▶ [INSTRUCTIONS FOR THE TASK]: From the listing below, extract each entry exactly as written, minus the images.

▶ [MATERIAL TO PROCESS]:
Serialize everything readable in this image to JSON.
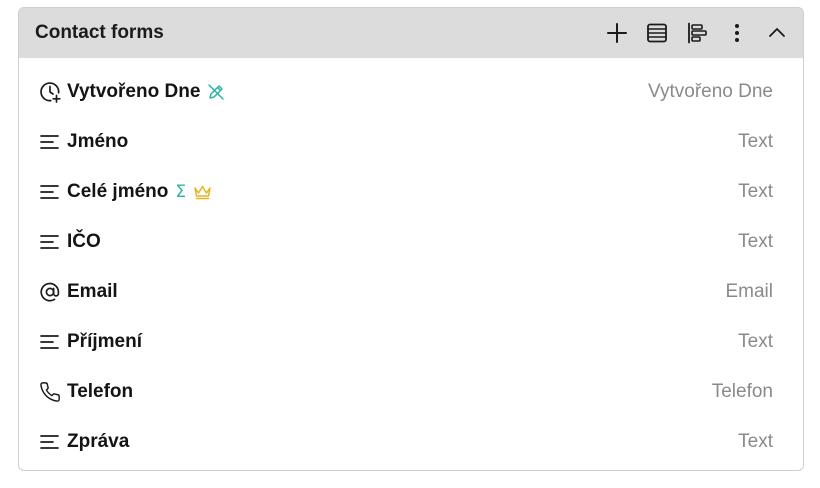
{
  "panel": {
    "title": "Contact forms",
    "actions": [
      "plus-icon",
      "table-icon",
      "align-left-icon",
      "more-vertical-icon",
      "chevron-up-icon"
    ]
  },
  "fields": [
    {
      "label": "Vytvořeno Dne",
      "type": "Vytvořeno Dne",
      "icon": "clock-plus-icon",
      "badges": [
        "pencil-off-icon"
      ]
    },
    {
      "label": "Jméno",
      "type": "Text",
      "icon": "text-lines-icon",
      "badges": []
    },
    {
      "label": "Celé jméno",
      "type": "Text",
      "icon": "text-lines-icon",
      "badges": [
        "sigma-icon",
        "crown-icon"
      ]
    },
    {
      "label": "IČO",
      "type": "Text",
      "icon": "text-lines-icon",
      "badges": []
    },
    {
      "label": "Email",
      "type": "Email",
      "icon": "at-sign-icon",
      "badges": []
    },
    {
      "label": "Příjmení",
      "type": "Text",
      "icon": "text-lines-icon",
      "badges": []
    },
    {
      "label": "Telefon",
      "type": "Telefon",
      "icon": "phone-icon",
      "badges": []
    },
    {
      "label": "Zpráva",
      "type": "Text",
      "icon": "text-lines-icon",
      "badges": []
    }
  ],
  "colors": {
    "header_bg": "#dcdcdc",
    "accent_teal": "#2bb5a0",
    "crown_gold": "#e6b422",
    "type_text": "#8a8a8a"
  }
}
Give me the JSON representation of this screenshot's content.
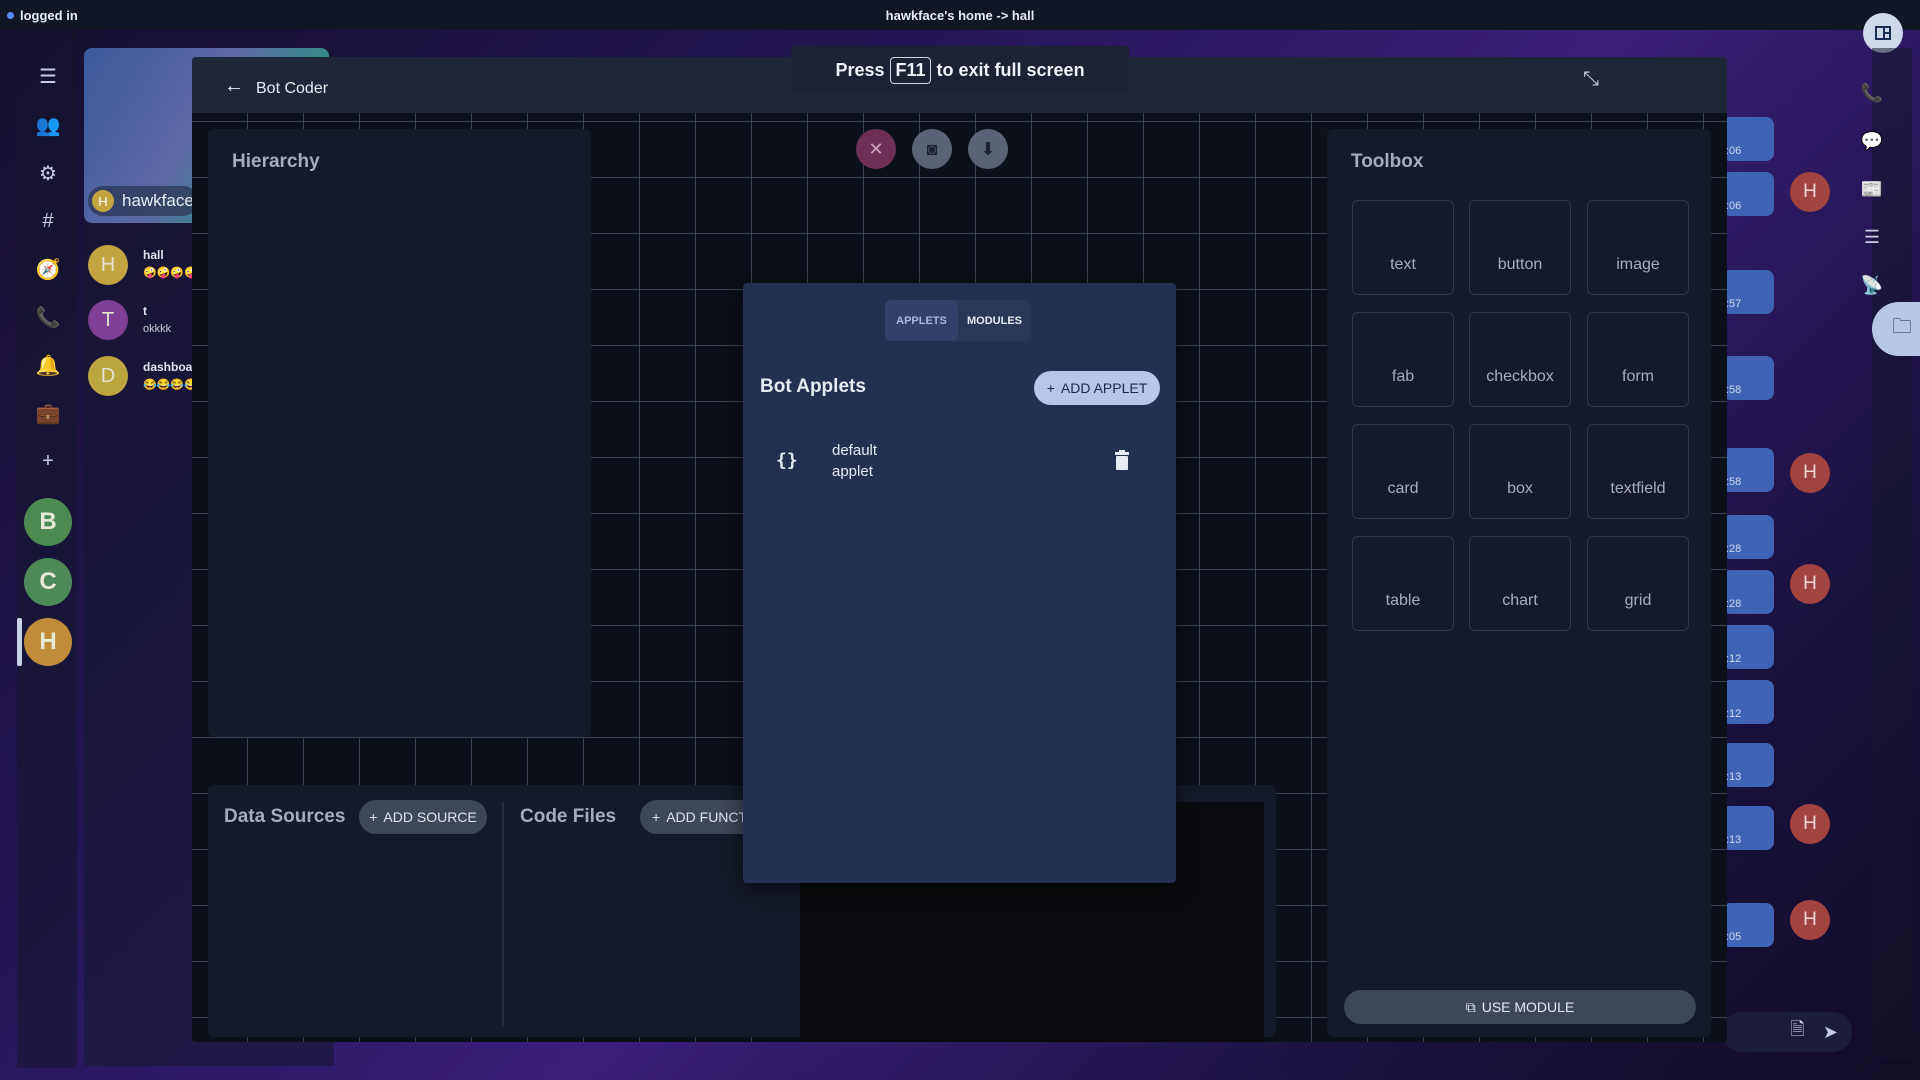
{
  "topbar": {
    "status": "logged in",
    "title": "hawkface's home -> hall"
  },
  "rail": {
    "icons": [
      "menu-icon",
      "people-icon",
      "gear-icon",
      "hashtag-icon",
      "compass-icon",
      "phone-icon",
      "bell-icon",
      "briefcase-icon",
      "plus-icon"
    ],
    "avatars": [
      {
        "letter": "B",
        "color": "#4c8a52"
      },
      {
        "letter": "C",
        "color": "#4e8a58"
      },
      {
        "letter": "H",
        "color": "#c08d3a"
      }
    ]
  },
  "channels": {
    "space_name": "hawkface",
    "space_initial": "H",
    "items": [
      {
        "initial": "H",
        "name": "hall",
        "msg": "🤪🤪🤪🤪",
        "color": "#c2a442"
      },
      {
        "initial": "T",
        "name": "t",
        "msg": "okkkk",
        "color": "#7e3f95"
      },
      {
        "initial": "D",
        "name": "dashboa",
        "msg": "😂😂😂😂",
        "color": "#bba53e"
      }
    ]
  },
  "chat": {
    "times": [
      ":06",
      ":06",
      ":57",
      ":58",
      ":58",
      ":28",
      ":28",
      ":12",
      ":12",
      ":13",
      ":13",
      ":05"
    ],
    "avatar_initial": "H"
  },
  "dialog": {
    "title": "Bot Coder",
    "hierarchy_title": "Hierarchy",
    "toolbox_title": "Toolbox",
    "tools": [
      "text",
      "button",
      "image",
      "fab",
      "checkbox",
      "form",
      "card",
      "box",
      "textfield",
      "table",
      "chart",
      "grid"
    ],
    "use_module_label": "USE MODULE",
    "data_sources_title": "Data Sources",
    "add_source_label": "ADD SOURCE",
    "code_files_title": "Code Files",
    "add_function_label": "ADD FUNCT"
  },
  "modal": {
    "tabs": [
      {
        "label": "APPLETS",
        "active": true
      },
      {
        "label": "MODULES",
        "active": false
      }
    ],
    "title": "Bot Applets",
    "add_applet_label": "ADD APPLET",
    "applets": [
      {
        "name_line1": "default",
        "name_line2": "applet"
      }
    ]
  },
  "toast": {
    "prefix": "Press",
    "key": "F11",
    "suffix": "to exit full screen"
  },
  "colors": {
    "accent": "#b7c6ea",
    "close_button": "#6e2f55",
    "canvas_button": "#5a6276"
  }
}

▶ [SOLUTION]:
Serialize everything readable in this image to JSON.
{
  "panel": {
    "title": "Contact forms",
    "actions": [
      "plus-icon",
      "table-icon",
      "align-left-icon",
      "more-vertical-icon",
      "chevron-up-icon"
    ]
  },
  "fields": [
    {
      "label": "Vytvořeno Dne",
      "type": "Vytvořeno Dne",
      "icon": "clock-plus-icon",
      "badges": [
        "pencil-off-icon"
      ]
    },
    {
      "label": "Jméno",
      "type": "Text",
      "icon": "text-lines-icon",
      "badges": []
    },
    {
      "label": "Celé jméno",
      "type": "Text",
      "icon": "text-lines-icon",
      "badges": [
        "sigma-icon",
        "crown-icon"
      ]
    },
    {
      "label": "IČO",
      "type": "Text",
      "icon": "text-lines-icon",
      "badges": []
    },
    {
      "label": "Email",
      "type": "Email",
      "icon": "at-sign-icon",
      "badges": []
    },
    {
      "label": "Příjmení",
      "type": "Text",
      "icon": "text-lines-icon",
      "badges": []
    },
    {
      "label": "Telefon",
      "type": "Telefon",
      "icon": "phone-icon",
      "badges": []
    },
    {
      "label": "Zpráva",
      "type": "Text",
      "icon": "text-lines-icon",
      "badges": []
    }
  ],
  "colors": {
    "header_bg": "#dcdcdc",
    "accent_teal": "#2bb5a0",
    "crown_gold": "#e6b422",
    "type_text": "#8a8a8a"
  }
}
Give me the JSON representation of this screenshot's content.
{
  "topbar": {
    "status": "logged in",
    "title": "hawkface's home -> hall"
  },
  "rail": {
    "icons": [
      "menu-icon",
      "people-icon",
      "gear-icon",
      "hashtag-icon",
      "compass-icon",
      "phone-icon",
      "bell-icon",
      "briefcase-icon",
      "plus-icon"
    ],
    "avatars": [
      {
        "letter": "B",
        "color": "#4c8a52"
      },
      {
        "letter": "C",
        "color": "#4e8a58"
      },
      {
        "letter": "H",
        "color": "#c08d3a"
      }
    ]
  },
  "channels": {
    "space_name": "hawkface",
    "space_initial": "H",
    "items": [
      {
        "initial": "H",
        "name": "hall",
        "msg": "🤪🤪🤪🤪",
        "color": "#c2a442"
      },
      {
        "initial": "T",
        "name": "t",
        "msg": "okkkk",
        "color": "#7e3f95"
      },
      {
        "initial": "D",
        "name": "dashboa",
        "msg": "😂😂😂😂",
        "color": "#bba53e"
      }
    ]
  },
  "chat": {
    "times": [
      ":06",
      ":06",
      ":57",
      ":58",
      ":58",
      ":28",
      ":28",
      ":12",
      ":12",
      ":13",
      ":13",
      ":05"
    ],
    "avatar_initial": "H"
  },
  "dialog": {
    "title": "Bot Coder",
    "hierarchy_title": "Hierarchy",
    "toolbox_title": "Toolbox",
    "tools": [
      "text",
      "button",
      "image",
      "fab",
      "checkbox",
      "form",
      "card",
      "box",
      "textfield",
      "table",
      "chart",
      "grid"
    ],
    "use_module_label": "USE MODULE",
    "data_sources_title": "Data Sources",
    "add_source_label": "ADD SOURCE",
    "code_files_title": "Code Files",
    "add_function_label": "ADD FUNCT"
  },
  "modal": {
    "tabs": [
      {
        "label": "APPLETS",
        "active": true
      },
      {
        "label": "MODULES",
        "active": false
      }
    ],
    "title": "Bot Applets",
    "add_applet_label": "ADD APPLET",
    "applets": [
      {
        "name_line1": "default",
        "name_line2": "applet"
      }
    ]
  },
  "toast": {
    "prefix": "Press",
    "key": "F11",
    "suffix": "to exit full screen"
  },
  "colors": {
    "accent": "#b7c6ea",
    "close_button": "#6e2f55",
    "canvas_button": "#5a6276"
  }
}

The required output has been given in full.